*Material to process*:
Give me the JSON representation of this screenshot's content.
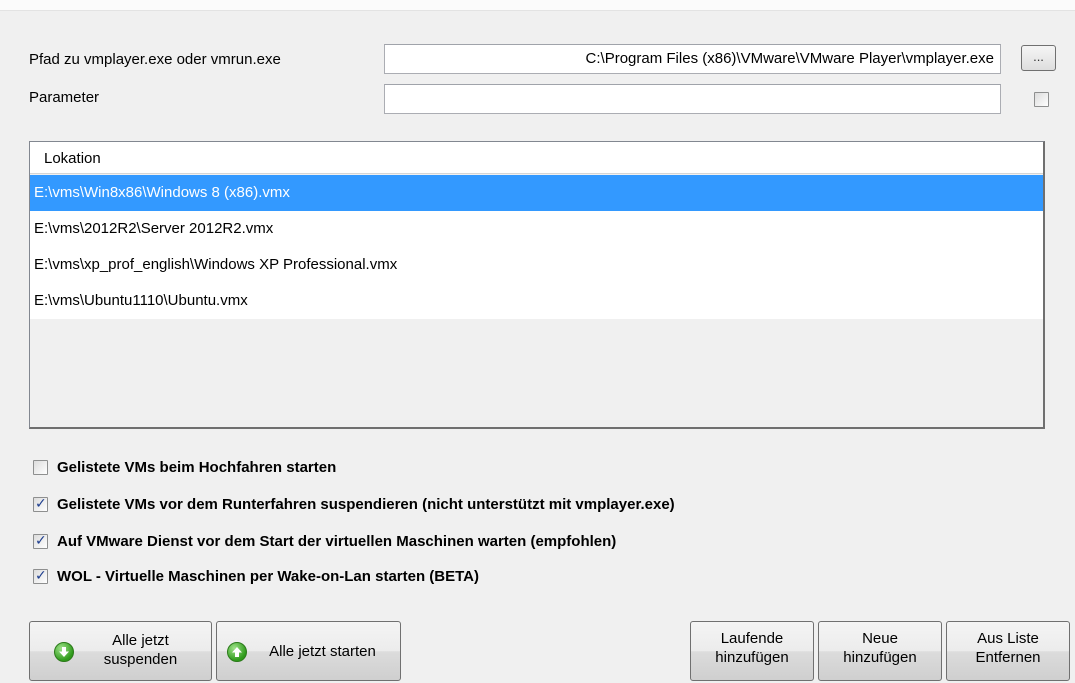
{
  "settings": {
    "path_label": "Pfad zu vmplayer.exe oder vmrun.exe",
    "path_value": "C:\\Program Files (x86)\\VMware\\VMware Player\\vmplayer.exe",
    "browse_label": "...",
    "parameter_label": "Parameter",
    "parameter_value": "",
    "parameter_checkbox_checked": false
  },
  "vm_list": {
    "column_header": "Lokation",
    "rows": [
      "E:\\vms\\Win8x86\\Windows 8 (x86).vmx",
      "E:\\vms\\2012R2\\Server 2012R2.vmx",
      "E:\\vms\\xp_prof_english\\Windows XP Professional.vmx",
      "E:\\vms\\Ubuntu1110\\Ubuntu.vmx"
    ],
    "selected_index": 0
  },
  "options": [
    {
      "label": "Gelistete VMs beim Hochfahren starten",
      "checked": false
    },
    {
      "label": "Gelistete VMs vor dem Runterfahren suspendieren (nicht unterstützt mit vmplayer.exe)",
      "checked": true
    },
    {
      "label": "Auf VMware Dienst vor dem Start der virtuellen Maschinen warten (empfohlen)",
      "checked": true
    },
    {
      "label": "WOL - Virtuelle Maschinen per Wake-on-Lan starten (BETA)",
      "checked": true
    }
  ],
  "buttons": {
    "suspend_all_line1": "Alle jetzt",
    "suspend_all_line2": "suspenden",
    "start_all": "Alle jetzt starten",
    "add_running_line1": "Laufende",
    "add_running_line2": "hinzufügen",
    "add_new_line1": "Neue",
    "add_new_line2": "hinzufügen",
    "remove_line1": "Aus Liste",
    "remove_line2": "Entfernen"
  },
  "icons": {
    "suspend": "green-down-arrow-icon",
    "start": "green-up-arrow-icon"
  },
  "colors": {
    "selection": "#3399ff",
    "icon_green": "#2f9a1b"
  }
}
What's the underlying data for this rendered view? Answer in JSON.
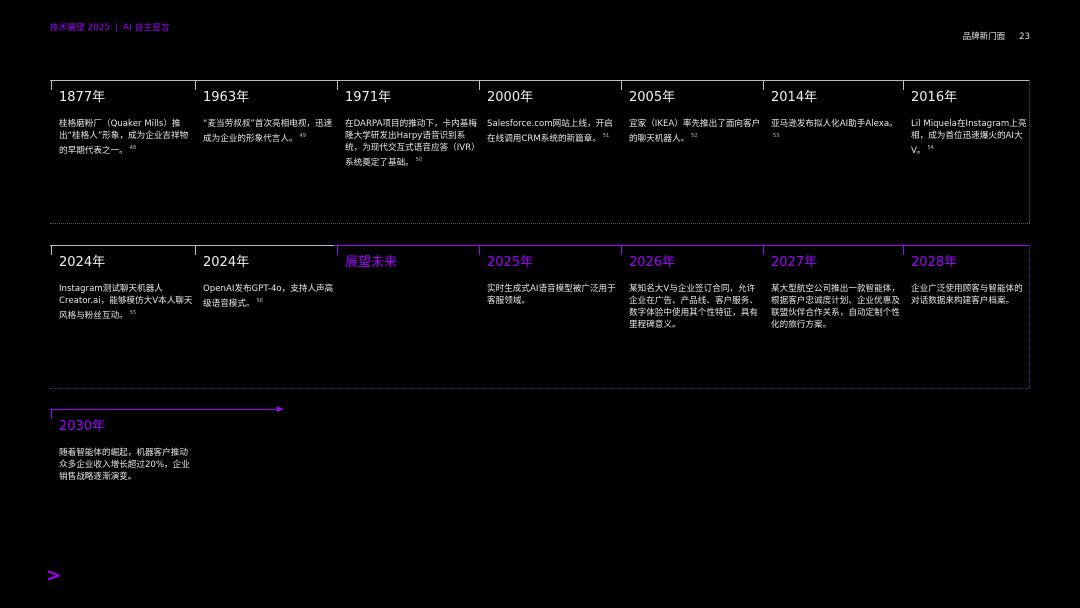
{
  "header": {
    "report": "技术展望 2025",
    "separator": "|",
    "section": "AI 自主宣言",
    "chapter": "品牌新门面",
    "page": "23"
  },
  "row1": [
    {
      "year": "1877年",
      "text": "桂格磨粉厂（Quaker Mills）推出“桂格人”形象，成为企业吉祥物的早期代表之一。",
      "ref": "48"
    },
    {
      "year": "1963年",
      "text": "“麦当劳叔叔”首次亮相电视，迅速成为企业的形象代言人。",
      "ref": "49"
    },
    {
      "year": "1971年",
      "text": "在DARPA项目的推动下，卡内基梅隆大学研发出Harpy语音识别系统，为现代交互式语音应答（IVR）系统奠定了基础。",
      "ref": "50"
    },
    {
      "year": "2000年",
      "text": "Salesforce.com网站上线，开启在线调用CRM系统的新篇章。",
      "ref": "51"
    },
    {
      "year": "2005年",
      "text": "宜家（IKEA）率先推出了面向客户的聊天机器人。",
      "ref": "52"
    },
    {
      "year": "2014年",
      "text": "亚马逊发布拟人化AI助手Alexa。",
      "ref": "53"
    },
    {
      "year": "2016年",
      "text": "Lil Miquela在Instagram上亮相，成为首位迅速爆火的AI大V。",
      "ref": "54"
    }
  ],
  "row2": [
    {
      "year": "2024年",
      "text": "Instagram测试聊天机器人Creator.ai，能够模仿大V本人聊天风格与粉丝互动。",
      "ref": "55"
    },
    {
      "year": "2024年",
      "text": "OpenAI发布GPT-4o，支持人声高级语音模式。",
      "ref": "56"
    },
    {
      "year": "展望未来",
      "text": "",
      "ref": ""
    },
    {
      "year": "2025年",
      "text": "实时生成式AI语音模型被广泛用于客服领域。",
      "ref": ""
    },
    {
      "year": "2026年",
      "text": "某知名大V与企业签订合同，允许企业在广告、产品线、客户服务、数字体验中使用其个性特征，具有里程碑意义。",
      "ref": ""
    },
    {
      "year": "2027年",
      "text": "某大型航空公司推出一款智能体，根据客户忠诚度计划、企业优惠及联盟伙伴合作关系，自动定制个性化的旅行方案。",
      "ref": ""
    },
    {
      "year": "2028年",
      "text": "企业广泛使用顾客与智能体的对话数据来构建客户档案。",
      "ref": ""
    }
  ],
  "row3": [
    {
      "year": "2030年",
      "text": "随着智能体的崛起，机器客户推动众多企业收入增长超过20%，企业销售战略逐渐演变。",
      "ref": ""
    }
  ],
  "logo": ">",
  "colors": {
    "accent": "#a100ff",
    "background": "#000000",
    "text": "#e6e6e6",
    "line": "#bdbdbd"
  }
}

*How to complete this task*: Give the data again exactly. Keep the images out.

*Answer*:
Give me the JSON representation of this screenshot's content.
{
  "settings": {
    "path_label": "Pfad zu vmplayer.exe oder vmrun.exe",
    "path_value": "C:\\Program Files (x86)\\VMware\\VMware Player\\vmplayer.exe",
    "browse_label": "...",
    "parameter_label": "Parameter",
    "parameter_value": "",
    "parameter_checkbox_checked": false
  },
  "vm_list": {
    "column_header": "Lokation",
    "rows": [
      "E:\\vms\\Win8x86\\Windows 8 (x86).vmx",
      "E:\\vms\\2012R2\\Server 2012R2.vmx",
      "E:\\vms\\xp_prof_english\\Windows XP Professional.vmx",
      "E:\\vms\\Ubuntu1110\\Ubuntu.vmx"
    ],
    "selected_index": 0
  },
  "options": [
    {
      "label": "Gelistete VMs beim Hochfahren starten",
      "checked": false
    },
    {
      "label": "Gelistete VMs vor dem Runterfahren suspendieren (nicht unterstützt mit vmplayer.exe)",
      "checked": true
    },
    {
      "label": "Auf VMware Dienst vor dem Start der virtuellen Maschinen warten (empfohlen)",
      "checked": true
    },
    {
      "label": "WOL - Virtuelle Maschinen per Wake-on-Lan starten (BETA)",
      "checked": true
    }
  ],
  "buttons": {
    "suspend_all_line1": "Alle jetzt",
    "suspend_all_line2": "suspenden",
    "start_all": "Alle jetzt starten",
    "add_running_line1": "Laufende",
    "add_running_line2": "hinzufügen",
    "add_new_line1": "Neue",
    "add_new_line2": "hinzufügen",
    "remove_line1": "Aus Liste",
    "remove_line2": "Entfernen"
  },
  "icons": {
    "suspend": "green-down-arrow-icon",
    "start": "green-up-arrow-icon"
  },
  "colors": {
    "selection": "#3399ff",
    "icon_green": "#2f9a1b"
  }
}
What's the underlying data for this rendered view? Answer in JSON.
{
  "header": {
    "report": "技术展望 2025",
    "separator": "|",
    "section": "AI 自主宣言",
    "chapter": "品牌新门面",
    "page": "23"
  },
  "row1": [
    {
      "year": "1877年",
      "text": "桂格磨粉厂（Quaker Mills）推出“桂格人”形象，成为企业吉祥物的早期代表之一。",
      "ref": "48"
    },
    {
      "year": "1963年",
      "text": "“麦当劳叔叔”首次亮相电视，迅速成为企业的形象代言人。",
      "ref": "49"
    },
    {
      "year": "1971年",
      "text": "在DARPA项目的推动下，卡内基梅隆大学研发出Harpy语音识别系统，为现代交互式语音应答（IVR）系统奠定了基础。",
      "ref": "50"
    },
    {
      "year": "2000年",
      "text": "Salesforce.com网站上线，开启在线调用CRM系统的新篇章。",
      "ref": "51"
    },
    {
      "year": "2005年",
      "text": "宜家（IKEA）率先推出了面向客户的聊天机器人。",
      "ref": "52"
    },
    {
      "year": "2014年",
      "text": "亚马逊发布拟人化AI助手Alexa。",
      "ref": "53"
    },
    {
      "year": "2016年",
      "text": "Lil Miquela在Instagram上亮相，成为首位迅速爆火的AI大V。",
      "ref": "54"
    }
  ],
  "row2": [
    {
      "year": "2024年",
      "text": "Instagram测试聊天机器人Creator.ai，能够模仿大V本人聊天风格与粉丝互动。",
      "ref": "55"
    },
    {
      "year": "2024年",
      "text": "OpenAI发布GPT-4o，支持人声高级语音模式。",
      "ref": "56"
    },
    {
      "year": "展望未来",
      "text": "",
      "ref": ""
    },
    {
      "year": "2025年",
      "text": "实时生成式AI语音模型被广泛用于客服领域。",
      "ref": ""
    },
    {
      "year": "2026年",
      "text": "某知名大V与企业签订合同，允许企业在广告、产品线、客户服务、数字体验中使用其个性特征，具有里程碑意义。",
      "ref": ""
    },
    {
      "year": "2027年",
      "text": "某大型航空公司推出一款智能体，根据客户忠诚度计划、企业优惠及联盟伙伴合作关系，自动定制个性化的旅行方案。",
      "ref": ""
    },
    {
      "year": "2028年",
      "text": "企业广泛使用顾客与智能体的对话数据来构建客户档案。",
      "ref": ""
    }
  ],
  "row3": [
    {
      "year": "2030年",
      "text": "随着智能体的崛起，机器客户推动众多企业收入增长超过20%，企业销售战略逐渐演变。",
      "ref": ""
    }
  ],
  "logo": ">",
  "colors": {
    "accent": "#a100ff",
    "background": "#000000",
    "text": "#e6e6e6",
    "line": "#bdbdbd"
  }
}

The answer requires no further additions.